“Whoever is in Christ is a new creation. The old things have passed away, behold, new things have come. All this is from God, who has reconciled us to Himself through Christ and has given us the ministry of reconciliation … so we are ambassadors of Christ, as if God were appealing through us” (2nd Corinthians 5:17-20).

The apostle Paul speaks frequently in his letters of entering a new creation, of allowing the mind and heart and attitude of the risen Christ to take over us, to “put on Christ.” This putting on of Christ began at our baptism and unfolds throughout our lives. We are aware that this takes place symbolically in clothing the newly baptized with a white robe.

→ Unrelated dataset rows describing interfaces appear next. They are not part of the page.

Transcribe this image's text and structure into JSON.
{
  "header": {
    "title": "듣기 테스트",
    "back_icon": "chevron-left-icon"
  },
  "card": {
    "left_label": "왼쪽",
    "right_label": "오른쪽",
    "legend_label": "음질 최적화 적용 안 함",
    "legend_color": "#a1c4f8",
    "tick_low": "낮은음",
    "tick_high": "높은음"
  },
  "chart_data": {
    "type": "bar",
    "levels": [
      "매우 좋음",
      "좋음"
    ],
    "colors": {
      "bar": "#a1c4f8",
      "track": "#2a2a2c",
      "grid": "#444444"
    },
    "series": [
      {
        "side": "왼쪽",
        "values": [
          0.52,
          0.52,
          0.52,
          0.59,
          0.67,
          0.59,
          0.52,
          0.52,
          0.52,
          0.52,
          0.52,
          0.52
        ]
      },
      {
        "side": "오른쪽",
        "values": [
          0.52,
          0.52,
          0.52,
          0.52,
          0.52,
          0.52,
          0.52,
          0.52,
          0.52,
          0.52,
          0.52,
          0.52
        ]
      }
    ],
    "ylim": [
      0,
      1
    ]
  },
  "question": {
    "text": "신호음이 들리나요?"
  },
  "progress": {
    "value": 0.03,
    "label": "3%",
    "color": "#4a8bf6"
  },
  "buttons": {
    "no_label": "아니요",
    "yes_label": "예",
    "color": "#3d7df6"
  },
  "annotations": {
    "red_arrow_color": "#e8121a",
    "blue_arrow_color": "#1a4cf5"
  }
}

Indeed, across our diocese at the Vigil of Easter, more than one hundred people were to be so clothed in being initiated into the life of Christ and his Body, the Church.

But what does this putting on of Christ, this entering a “new creation” look like? The word of God this past Lent gives us some clues, one of which stands out in particular I find this year. It is compassion that ushers forth in forgiveness. Whether during liturgy, in personal prayer, study, or prayerful reading, many have the experience of listening to the word of God in a fresh way, of being struck by passages that are so familiar, yet one seems to really hear them for the first time.

I found such to be true this past Lent. The powerful and recklessly lavish parable of the prodigal son (Luke 15:11-32), the electrifying encounter of the woman accused of adultery (John 8:1-11), or the cultivation of an attitude of compassion in Jesus’ saying to forgive “not seven times but seventy-seven times” (Matthew 18:21-22). Again, we hear at times the familiar in a different or striking way given the circumstances of our lives and our world. 

I have come to see that the distinguishing mark of a disciple of Jesus, the sign that we have put on Christ, that Christ is taking us over, of entering a new creation as Paul speaks of, is compassion. Compassion that ushers forth in forgiveness. Such takes work. Such takes discipline. Such an attitude of compassionate forgiveness is a focus not only for Lent or even Eastertime, but for all our days. How that plays itself out in our lives is as unique as each one of us. But the freedom and freshness of spirit that such forgiveness brings are a taste of the new creation into which we are continuously invited. Such gifts! Easter blessings in the risen Lord!

Father Robert Jallas is pastor of St. Mary Parish in Edwardsville.